As a player, we talked about honoring Tony Gwynn as a hitter, one of the greatest of all time. In order to understand how good of a hitter Tony Gwynn was, we must understand one thing...how hard it is to hit a baseball. To understand how hard it is to hit a baseball we must...try to hit a baseball. To understand how good Tony Gwynn was we must be able to adequately compare Tony Gwynn's ability to our own ability.

Honor requires our own humility. To honor the honorable in another person we must be able to understand where we stand in relation to the other person. I think about this a lot when it comes to Justin Dillard, my co-laborer with FCA CO Baseball. Justin is an incredible teacher, he has the spiritual gift of illustration, he captures an audience, and is clear and concise. I, on the other hand, do not have the gift of teaching, and because I understand my own shortcomings in this regard, I am able to honor those same things in Justin.

I think it is interesting that Peter adds the phrase "Fear God" in this verse. The idea of fearing God is something that we see throughout many different places in the Bible, however I find it interesting that it is connected to honor. To fear God, I must place myself in a correct position in relation to God. To fear God, I must understand my own sin and God's holiness and I must understand my own dependency on Him.

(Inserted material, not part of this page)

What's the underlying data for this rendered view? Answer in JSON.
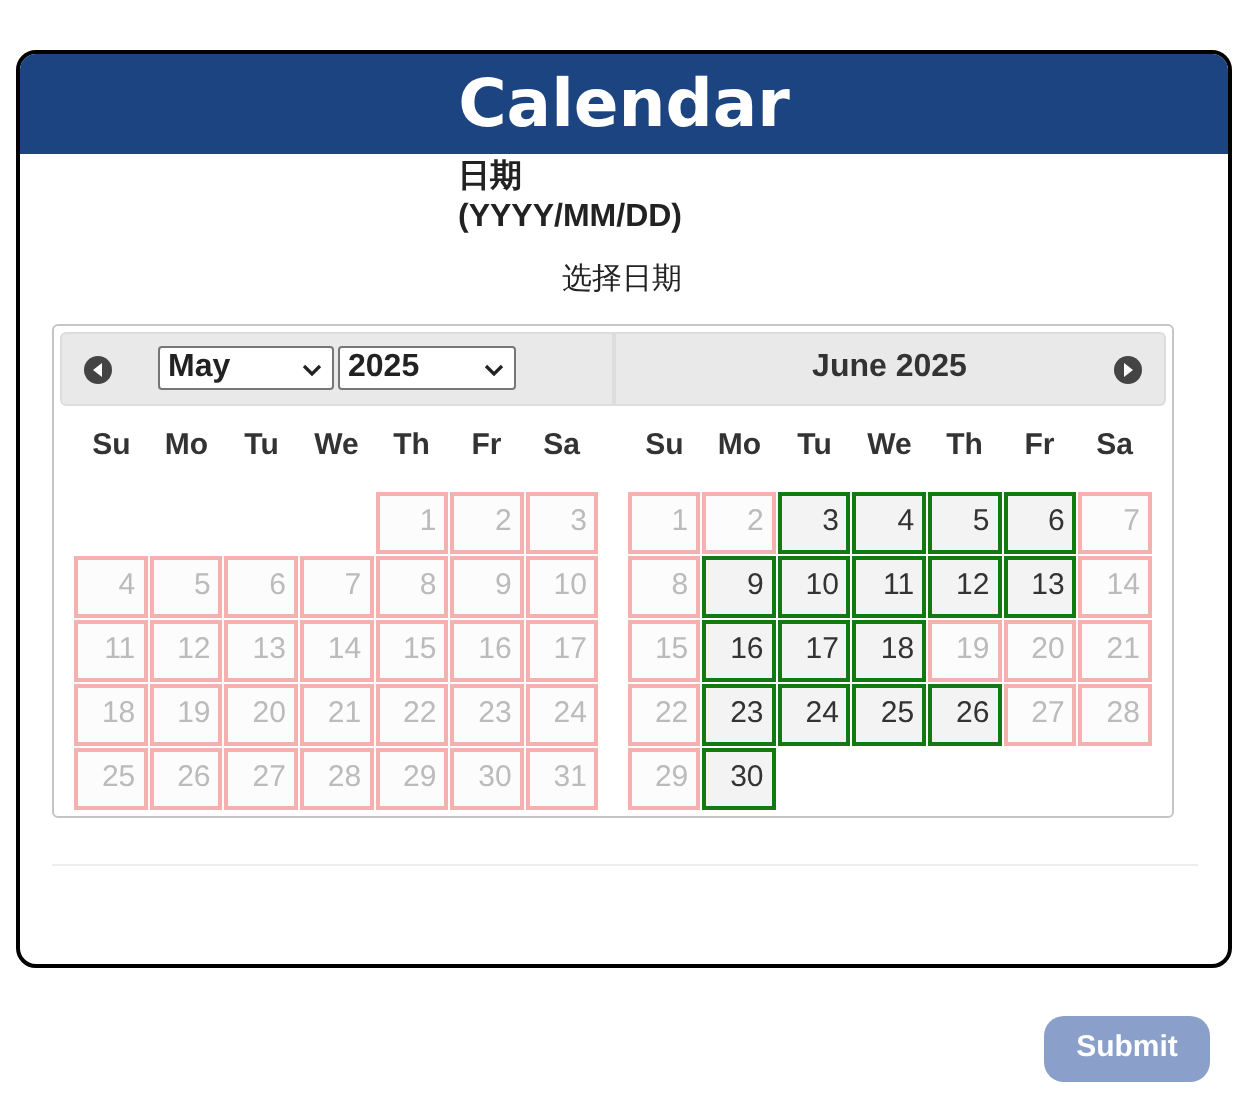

As we work to honor those around us we must also work to place ourselves correctly. We must understand our own abilities and shortcomings and have the humility to be honest with ourselves about them. This honor forces you work to be better. If I understand how much better of a hitter Tony Gwynn was than I am then I will be able to allow Tony Gwynn's swing to teach me and I will improve. Our humility is required for us to honor well.